Exercise details →
Copy each entry exactly, leaving nothing out.

Data records for software interfaces:
=-=-=

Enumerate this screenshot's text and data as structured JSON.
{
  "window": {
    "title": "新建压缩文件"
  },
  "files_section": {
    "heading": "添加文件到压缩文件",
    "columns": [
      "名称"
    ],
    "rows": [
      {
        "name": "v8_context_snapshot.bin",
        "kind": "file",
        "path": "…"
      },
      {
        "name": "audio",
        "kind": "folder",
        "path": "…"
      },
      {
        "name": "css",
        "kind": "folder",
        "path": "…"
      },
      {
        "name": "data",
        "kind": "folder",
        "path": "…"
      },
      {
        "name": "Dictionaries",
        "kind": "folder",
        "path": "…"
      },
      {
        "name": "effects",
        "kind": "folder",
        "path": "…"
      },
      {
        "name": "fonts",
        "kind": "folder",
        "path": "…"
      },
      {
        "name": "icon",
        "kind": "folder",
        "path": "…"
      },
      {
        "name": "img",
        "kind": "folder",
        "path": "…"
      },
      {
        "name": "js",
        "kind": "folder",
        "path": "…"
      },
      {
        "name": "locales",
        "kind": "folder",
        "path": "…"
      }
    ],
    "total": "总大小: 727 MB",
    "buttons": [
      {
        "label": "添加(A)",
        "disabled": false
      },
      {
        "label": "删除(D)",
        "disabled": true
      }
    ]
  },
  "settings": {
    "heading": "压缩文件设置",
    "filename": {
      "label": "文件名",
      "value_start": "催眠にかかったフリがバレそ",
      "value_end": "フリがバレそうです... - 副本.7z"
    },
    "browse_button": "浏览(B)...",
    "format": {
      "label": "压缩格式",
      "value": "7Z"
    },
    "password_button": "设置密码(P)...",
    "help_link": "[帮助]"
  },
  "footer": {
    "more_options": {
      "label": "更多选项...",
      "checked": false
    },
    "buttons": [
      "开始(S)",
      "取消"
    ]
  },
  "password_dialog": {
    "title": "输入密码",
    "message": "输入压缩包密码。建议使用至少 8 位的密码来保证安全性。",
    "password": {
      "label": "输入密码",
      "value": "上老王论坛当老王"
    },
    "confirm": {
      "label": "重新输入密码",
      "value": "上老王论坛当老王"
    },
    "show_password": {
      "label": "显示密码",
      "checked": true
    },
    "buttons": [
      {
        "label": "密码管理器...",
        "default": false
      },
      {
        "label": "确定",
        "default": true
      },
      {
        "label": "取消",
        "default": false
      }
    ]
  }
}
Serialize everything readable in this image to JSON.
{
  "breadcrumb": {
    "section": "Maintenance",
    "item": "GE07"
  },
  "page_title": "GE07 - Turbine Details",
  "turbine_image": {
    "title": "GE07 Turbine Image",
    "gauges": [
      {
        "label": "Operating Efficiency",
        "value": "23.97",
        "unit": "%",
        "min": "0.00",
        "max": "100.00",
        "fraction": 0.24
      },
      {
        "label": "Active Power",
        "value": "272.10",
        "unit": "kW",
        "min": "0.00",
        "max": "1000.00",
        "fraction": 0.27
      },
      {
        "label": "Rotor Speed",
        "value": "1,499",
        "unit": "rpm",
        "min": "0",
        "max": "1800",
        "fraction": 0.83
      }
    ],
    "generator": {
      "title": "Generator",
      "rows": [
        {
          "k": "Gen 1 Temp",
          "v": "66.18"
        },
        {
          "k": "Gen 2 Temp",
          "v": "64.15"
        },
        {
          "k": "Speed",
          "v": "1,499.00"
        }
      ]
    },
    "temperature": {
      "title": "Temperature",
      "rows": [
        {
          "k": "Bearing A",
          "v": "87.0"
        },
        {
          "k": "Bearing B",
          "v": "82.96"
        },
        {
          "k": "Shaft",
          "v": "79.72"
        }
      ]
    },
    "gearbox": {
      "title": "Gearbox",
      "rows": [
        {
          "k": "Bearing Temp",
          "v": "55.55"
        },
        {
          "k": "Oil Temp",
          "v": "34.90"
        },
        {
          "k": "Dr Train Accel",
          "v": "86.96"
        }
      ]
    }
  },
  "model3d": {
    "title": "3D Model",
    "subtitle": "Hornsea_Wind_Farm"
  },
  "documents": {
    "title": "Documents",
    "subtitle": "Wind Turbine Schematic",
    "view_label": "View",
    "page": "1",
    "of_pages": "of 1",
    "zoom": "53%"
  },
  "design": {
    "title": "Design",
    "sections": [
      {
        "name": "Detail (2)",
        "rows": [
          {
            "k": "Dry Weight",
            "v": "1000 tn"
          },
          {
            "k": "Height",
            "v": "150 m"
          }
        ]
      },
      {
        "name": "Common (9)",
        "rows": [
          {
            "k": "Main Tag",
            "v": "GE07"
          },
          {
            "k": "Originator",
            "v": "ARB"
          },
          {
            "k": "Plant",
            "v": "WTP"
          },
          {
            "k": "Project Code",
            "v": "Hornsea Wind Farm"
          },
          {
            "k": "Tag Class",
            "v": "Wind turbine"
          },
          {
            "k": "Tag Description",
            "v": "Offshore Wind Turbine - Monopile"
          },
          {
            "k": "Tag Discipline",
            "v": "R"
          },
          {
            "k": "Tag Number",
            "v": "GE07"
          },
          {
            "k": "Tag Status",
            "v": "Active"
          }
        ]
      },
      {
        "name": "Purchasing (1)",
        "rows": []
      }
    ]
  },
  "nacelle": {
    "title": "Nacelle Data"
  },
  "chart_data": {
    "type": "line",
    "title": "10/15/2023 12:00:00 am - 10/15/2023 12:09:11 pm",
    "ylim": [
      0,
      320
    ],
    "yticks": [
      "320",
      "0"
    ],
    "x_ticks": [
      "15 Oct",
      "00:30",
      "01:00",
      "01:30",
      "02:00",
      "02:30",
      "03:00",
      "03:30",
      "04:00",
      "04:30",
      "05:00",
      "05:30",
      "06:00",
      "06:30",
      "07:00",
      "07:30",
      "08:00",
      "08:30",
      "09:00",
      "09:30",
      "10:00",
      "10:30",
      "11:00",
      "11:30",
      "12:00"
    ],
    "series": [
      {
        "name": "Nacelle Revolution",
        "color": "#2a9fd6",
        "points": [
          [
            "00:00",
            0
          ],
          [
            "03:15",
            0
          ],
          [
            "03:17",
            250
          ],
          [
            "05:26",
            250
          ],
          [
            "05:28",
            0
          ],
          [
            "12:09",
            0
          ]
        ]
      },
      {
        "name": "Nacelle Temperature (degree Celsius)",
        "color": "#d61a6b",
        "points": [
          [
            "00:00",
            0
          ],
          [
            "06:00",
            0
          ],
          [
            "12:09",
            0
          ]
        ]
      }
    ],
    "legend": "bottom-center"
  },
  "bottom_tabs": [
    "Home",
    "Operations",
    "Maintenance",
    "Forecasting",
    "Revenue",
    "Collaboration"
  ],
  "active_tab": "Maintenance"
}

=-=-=

Output →
Enumerate this screenshot's text and data as structured JSON.
{
  "window": {
    "title": "新建压缩文件"
  },
  "files_section": {
    "heading": "添加文件到压缩文件",
    "columns": [
      "名称"
    ],
    "rows": [
      {
        "name": "v8_context_snapshot.bin",
        "kind": "file",
        "path": "…"
      },
      {
        "name": "audio",
        "kind": "folder",
        "path": "…"
      },
      {
        "name": "css",
        "kind": "folder",
        "path": "…"
      },
      {
        "name": "data",
        "kind": "folder",
        "path": "…"
      },
      {
        "name": "Dictionaries",
        "kind": "folder",
        "path": "…"
      },
      {
        "name": "effects",
        "kind": "folder",
        "path": "…"
      },
      {
        "name": "fonts",
        "kind": "folder",
        "path": "…"
      },
      {
        "name": "icon",
        "kind": "folder",
        "path": "…"
      },
      {
        "name": "img",
        "kind": "folder",
        "path": "…"
      },
      {
        "name": "js",
        "kind": "folder",
        "path": "…"
      },
      {
        "name": "locales",
        "kind": "folder",
        "path": "…"
      }
    ],
    "total": "总大小: 727 MB",
    "buttons": [
      {
        "label": "添加(A)",
        "disabled": false
      },
      {
        "label": "删除(D)",
        "disabled": true
      }
    ]
  },
  "settings": {
    "heading": "压缩文件设置",
    "filename": {
      "label": "文件名",
      "value_start": "催眠にかかったフリがバレそ",
      "value_end": "フリがバレそうです... - 副本.7z"
    },
    "browse_button": "浏览(B)...",
    "format": {
      "label": "压缩格式",
      "value": "7Z"
    },
    "password_button": "设置密码(P)...",
    "help_link": "[帮助]"
  },
  "footer": {
    "more_options": {
      "label": "更多选项...",
      "checked": false
    },
    "buttons": [
      "开始(S)",
      "取消"
    ]
  },
  "password_dialog": {
    "title": "输入密码",
    "message": "输入压缩包密码。建议使用至少 8 位的密码来保证安全性。",
    "password": {
      "label": "输入密码",
      "value": "上老王论坛当老王"
    },
    "confirm": {
      "label": "重新输入密码",
      "value": "上老王论坛当老王"
    },
    "show_password": {
      "label": "显示密码",
      "checked": true
    },
    "buttons": [
      {
        "label": "密码管理器...",
        "default": false
      },
      {
        "label": "确定",
        "default": true
      },
      {
        "label": "取消",
        "default": false
      }
    ]
  }
}
Serialize everything readable in this image to JSON.
{
  "breadcrumb": {
    "section": "Maintenance",
    "item": "GE07"
  },
  "page_title": "GE07 - Turbine Details",
  "turbine_image": {
    "title": "GE07 Turbine Image",
    "gauges": [
      {
        "label": "Operating Efficiency",
        "value": "23.97",
        "unit": "%",
        "min": "0.00",
        "max": "100.00",
        "fraction": 0.24
      },
      {
        "label": "Active Power",
        "value": "272.10",
        "unit": "kW",
        "min": "0.00",
        "max": "1000.00",
        "fraction": 0.27
      },
      {
        "label": "Rotor Speed",
        "value": "1,499",
        "unit": "rpm",
        "min": "0",
        "max": "1800",
        "fraction": 0.83
      }
    ],
    "generator": {
      "title": "Generator",
      "rows": [
        {
          "k": "Gen 1 Temp",
          "v": "66.18"
        },
        {
          "k": "Gen 2 Temp",
          "v": "64.15"
        },
        {
          "k": "Speed",
          "v": "1,499.00"
        }
      ]
    },
    "temperature": {
      "title": "Temperature",
      "rows": [
        {
          "k": "Bearing A",
          "v": "87.0"
        },
        {
          "k": "Bearing B",
          "v": "82.96"
        },
        {
          "k": "Shaft",
          "v": "79.72"
        }
      ]
    },
    "gearbox": {
      "title": "Gearbox",
      "rows": [
        {
          "k": "Bearing Temp",
          "v": "55.55"
        },
        {
          "k": "Oil Temp",
          "v": "34.90"
        },
        {
          "k": "Dr Train Accel",
          "v": "86.96"
        }
      ]
    }
  },
  "model3d": {
    "title": "3D Model",
    "subtitle": "Hornsea_Wind_Farm"
  },
  "documents": {
    "title": "Documents",
    "subtitle": "Wind Turbine Schematic",
    "view_label": "View",
    "page": "1",
    "of_pages": "of 1",
    "zoom": "53%"
  },
  "design": {
    "title": "Design",
    "sections": [
      {
        "name": "Detail (2)",
        "rows": [
          {
            "k": "Dry Weight",
            "v": "1000 tn"
          },
          {
            "k": "Height",
            "v": "150 m"
          }
        ]
      },
      {
        "name": "Common (9)",
        "rows": [
          {
            "k": "Main Tag",
            "v": "GE07"
          },
          {
            "k": "Originator",
            "v": "ARB"
          },
          {
            "k": "Plant",
            "v": "WTP"
          },
          {
            "k": "Project Code",
            "v": "Hornsea Wind Farm"
          },
          {
            "k": "Tag Class",
            "v": "Wind turbine"
          },
          {
            "k": "Tag Description",
            "v": "Offshore Wind Turbine - Monopile"
          },
          {
            "k": "Tag Discipline",
            "v": "R"
          },
          {
            "k": "Tag Number",
            "v": "GE07"
          },
          {
            "k": "Tag Status",
            "v": "Active"
          }
        ]
      },
      {
        "name": "Purchasing (1)",
        "rows": []
      }
    ]
  },
  "nacelle": {
    "title": "Nacelle Data"
  },
  "chart_data": {
    "type": "line",
    "title": "10/15/2023 12:00:00 am - 10/15/2023 12:09:11 pm",
    "ylim": [
      0,
      320
    ],
    "yticks": [
      "320",
      "0"
    ],
    "x_ticks": [
      "15 Oct",
      "00:30",
      "01:00",
      "01:30",
      "02:00",
      "02:30",
      "03:00",
      "03:30",
      "04:00",
      "04:30",
      "05:00",
      "05:30",
      "06:00",
      "06:30",
      "07:00",
      "07:30",
      "08:00",
      "08:30",
      "09:00",
      "09:30",
      "10:00",
      "10:30",
      "11:00",
      "11:30",
      "12:00"
    ],
    "series": [
      {
        "name": "Nacelle Revolution",
        "color": "#2a9fd6",
        "points": [
          [
            "00:00",
            0
          ],
          [
            "03:15",
            0
          ],
          [
            "03:17",
            250
          ],
          [
            "05:26",
            250
          ],
          [
            "05:28",
            0
          ],
          [
            "12:09",
            0
          ]
        ]
      },
      {
        "name": "Nacelle Temperature (degree Celsius)",
        "color": "#d61a6b",
        "points": [
          [
            "00:00",
            0
          ],
          [
            "06:00",
            0
          ],
          [
            "12:09",
            0
          ]
        ]
      }
    ],
    "legend": "bottom-center"
  },
  "bottom_tabs": [
    "Home",
    "Operations",
    "Maintenance",
    "Forecasting",
    "Revenue",
    "Collaboration"
  ],
  "active_tab": "Maintenance"
}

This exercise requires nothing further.